Exercise data:

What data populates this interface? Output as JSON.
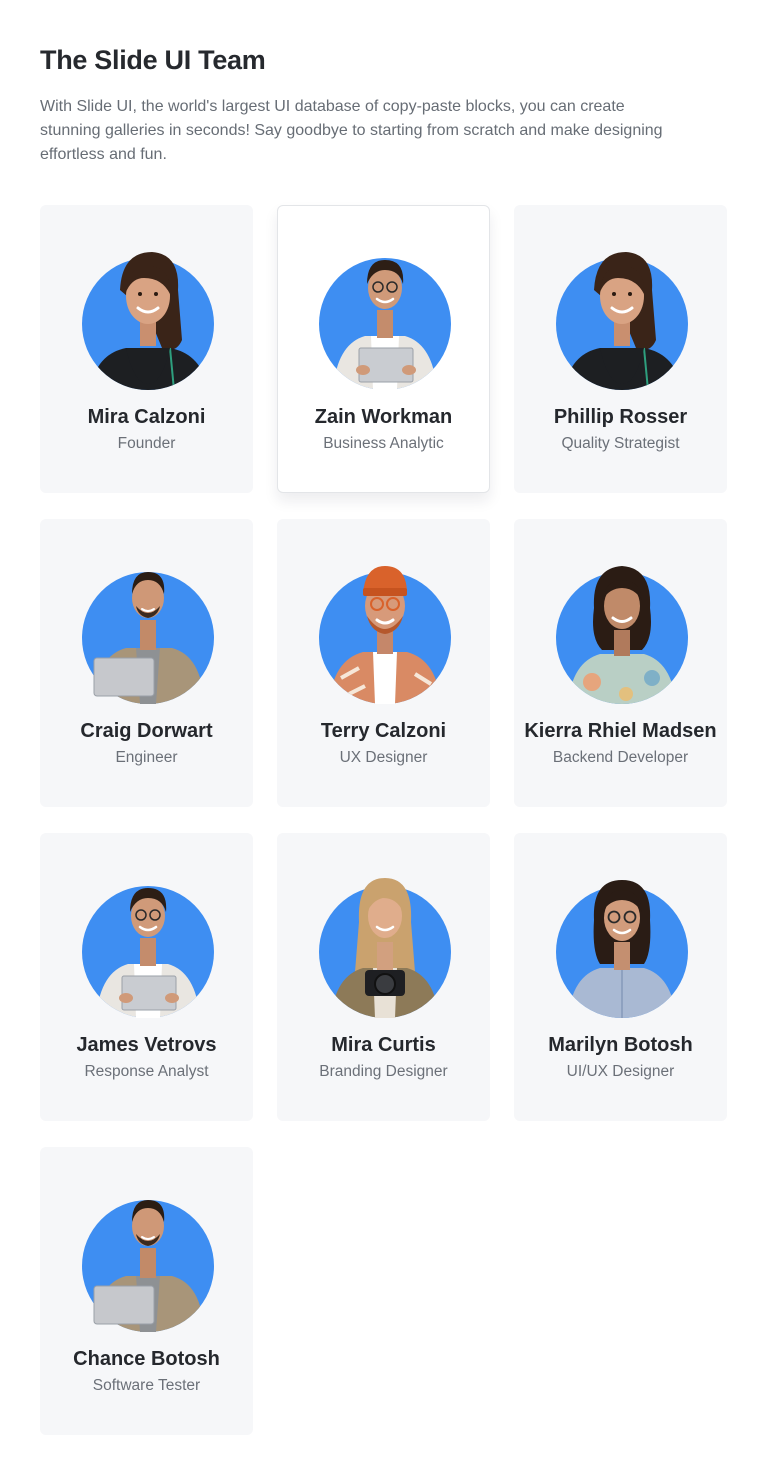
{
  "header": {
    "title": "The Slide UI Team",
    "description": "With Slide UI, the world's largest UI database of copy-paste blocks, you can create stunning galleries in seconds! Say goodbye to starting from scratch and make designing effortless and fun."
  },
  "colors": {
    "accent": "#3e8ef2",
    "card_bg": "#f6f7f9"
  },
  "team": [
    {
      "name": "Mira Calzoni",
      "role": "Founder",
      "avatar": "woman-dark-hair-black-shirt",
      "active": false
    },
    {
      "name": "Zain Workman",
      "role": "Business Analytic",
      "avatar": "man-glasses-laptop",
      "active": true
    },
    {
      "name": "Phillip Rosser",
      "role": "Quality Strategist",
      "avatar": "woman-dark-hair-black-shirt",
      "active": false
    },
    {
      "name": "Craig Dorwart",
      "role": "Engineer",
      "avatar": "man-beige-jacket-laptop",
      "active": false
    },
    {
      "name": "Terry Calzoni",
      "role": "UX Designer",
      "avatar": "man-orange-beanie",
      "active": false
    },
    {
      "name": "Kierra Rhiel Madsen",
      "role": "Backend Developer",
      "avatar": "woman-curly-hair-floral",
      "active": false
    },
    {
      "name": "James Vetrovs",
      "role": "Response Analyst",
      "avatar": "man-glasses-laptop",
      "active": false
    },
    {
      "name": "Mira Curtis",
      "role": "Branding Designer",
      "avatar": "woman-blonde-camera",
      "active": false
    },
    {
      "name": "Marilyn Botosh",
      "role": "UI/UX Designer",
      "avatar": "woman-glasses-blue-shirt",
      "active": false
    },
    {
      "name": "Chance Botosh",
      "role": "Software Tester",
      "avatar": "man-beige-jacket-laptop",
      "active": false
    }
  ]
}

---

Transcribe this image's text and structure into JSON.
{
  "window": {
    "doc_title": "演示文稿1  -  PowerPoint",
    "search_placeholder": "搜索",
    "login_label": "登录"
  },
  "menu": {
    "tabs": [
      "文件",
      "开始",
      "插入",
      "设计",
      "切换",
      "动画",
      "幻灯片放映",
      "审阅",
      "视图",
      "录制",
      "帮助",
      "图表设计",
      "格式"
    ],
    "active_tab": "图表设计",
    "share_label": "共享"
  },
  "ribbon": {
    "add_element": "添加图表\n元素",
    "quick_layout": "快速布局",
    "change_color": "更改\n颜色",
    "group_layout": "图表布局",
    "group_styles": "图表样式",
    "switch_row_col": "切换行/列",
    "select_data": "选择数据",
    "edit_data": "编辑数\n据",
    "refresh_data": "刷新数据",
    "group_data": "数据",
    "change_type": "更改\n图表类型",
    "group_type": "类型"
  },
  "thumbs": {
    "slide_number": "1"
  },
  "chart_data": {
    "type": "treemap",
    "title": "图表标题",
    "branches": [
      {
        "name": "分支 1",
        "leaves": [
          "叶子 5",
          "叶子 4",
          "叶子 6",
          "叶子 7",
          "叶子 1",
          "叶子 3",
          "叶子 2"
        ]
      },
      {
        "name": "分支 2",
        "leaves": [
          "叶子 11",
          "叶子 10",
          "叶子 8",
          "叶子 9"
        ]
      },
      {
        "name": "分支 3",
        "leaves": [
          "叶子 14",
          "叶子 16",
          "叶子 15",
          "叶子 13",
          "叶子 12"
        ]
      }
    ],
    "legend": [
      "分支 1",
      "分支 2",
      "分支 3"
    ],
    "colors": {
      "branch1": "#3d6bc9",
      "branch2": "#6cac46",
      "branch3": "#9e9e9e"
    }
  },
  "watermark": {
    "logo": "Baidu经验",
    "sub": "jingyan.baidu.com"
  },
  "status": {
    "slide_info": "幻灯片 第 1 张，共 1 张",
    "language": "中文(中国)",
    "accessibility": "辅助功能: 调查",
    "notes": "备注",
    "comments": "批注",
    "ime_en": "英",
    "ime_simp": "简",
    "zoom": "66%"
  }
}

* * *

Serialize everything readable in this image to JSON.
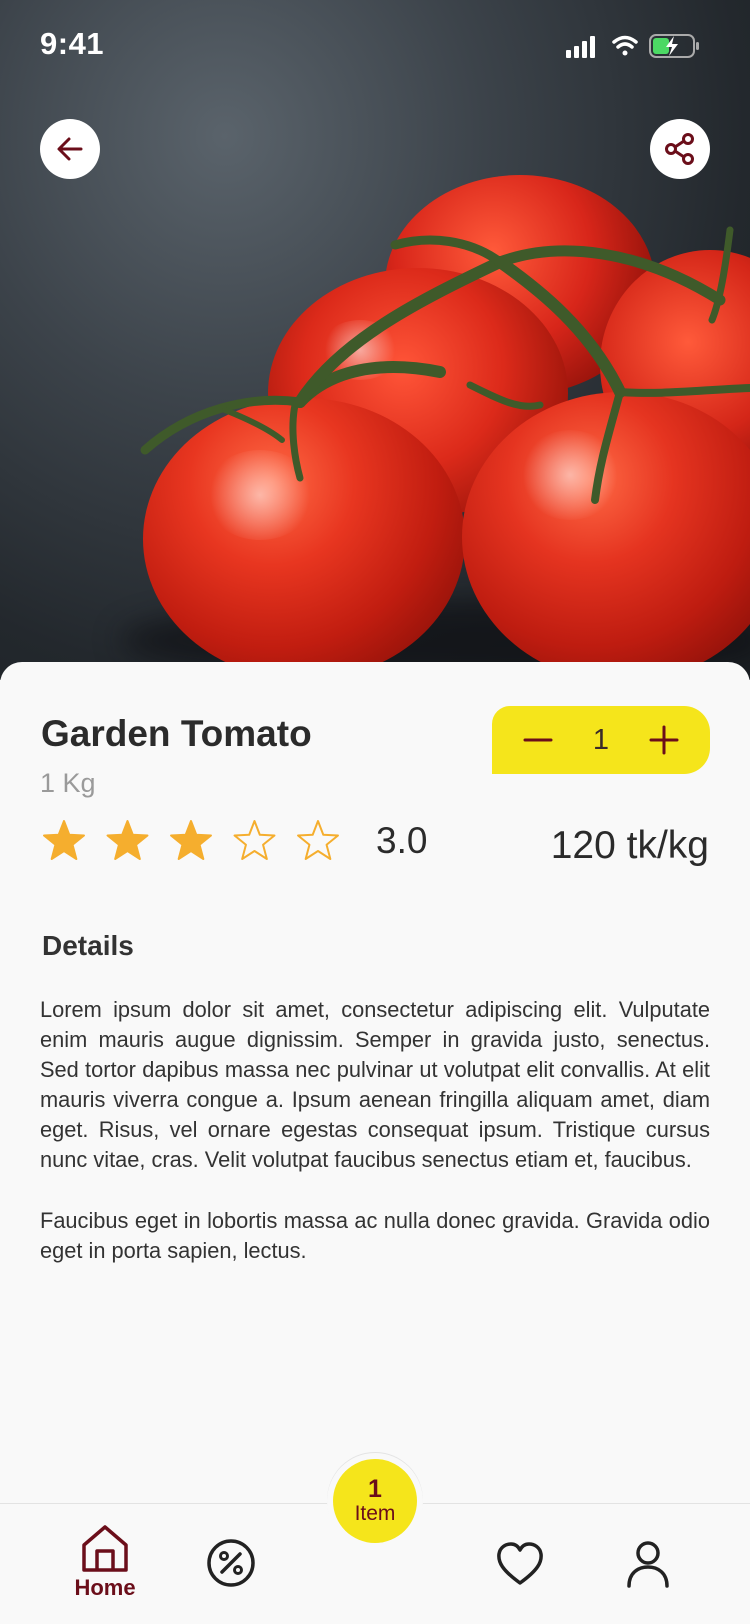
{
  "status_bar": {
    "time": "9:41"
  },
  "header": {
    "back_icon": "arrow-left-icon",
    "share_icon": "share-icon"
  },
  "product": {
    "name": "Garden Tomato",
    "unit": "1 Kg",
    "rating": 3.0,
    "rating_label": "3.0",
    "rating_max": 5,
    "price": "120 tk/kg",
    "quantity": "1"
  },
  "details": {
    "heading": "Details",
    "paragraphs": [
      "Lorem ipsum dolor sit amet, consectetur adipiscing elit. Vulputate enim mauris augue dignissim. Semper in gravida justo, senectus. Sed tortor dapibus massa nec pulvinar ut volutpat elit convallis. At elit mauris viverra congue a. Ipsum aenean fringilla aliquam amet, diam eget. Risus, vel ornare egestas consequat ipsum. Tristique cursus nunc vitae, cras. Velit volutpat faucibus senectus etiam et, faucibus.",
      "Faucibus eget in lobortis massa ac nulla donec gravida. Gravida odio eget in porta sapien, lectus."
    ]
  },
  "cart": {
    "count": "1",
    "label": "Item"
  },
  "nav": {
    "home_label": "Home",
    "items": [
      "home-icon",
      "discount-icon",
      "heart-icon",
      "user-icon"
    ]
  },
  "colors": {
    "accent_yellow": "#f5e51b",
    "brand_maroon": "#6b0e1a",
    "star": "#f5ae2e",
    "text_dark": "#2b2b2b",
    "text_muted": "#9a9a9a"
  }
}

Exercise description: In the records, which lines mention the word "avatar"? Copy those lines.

Final answer:
      "avatar": "woman-dark-hair-black-shirt",
      "avatar": "man-glasses-laptop",
      "avatar": "woman-dark-hair-black-shirt",
      "avatar": "man-beige-jacket-laptop",
      "avatar": "man-orange-beanie",
      "avatar": "woman-curly-hair-floral",
      "avatar": "man-glasses-laptop",
      "avatar": "woman-blonde-camera",
      "avatar": "woman-glasses-blue-shirt",
      "avatar": "man-beige-jacket-laptop",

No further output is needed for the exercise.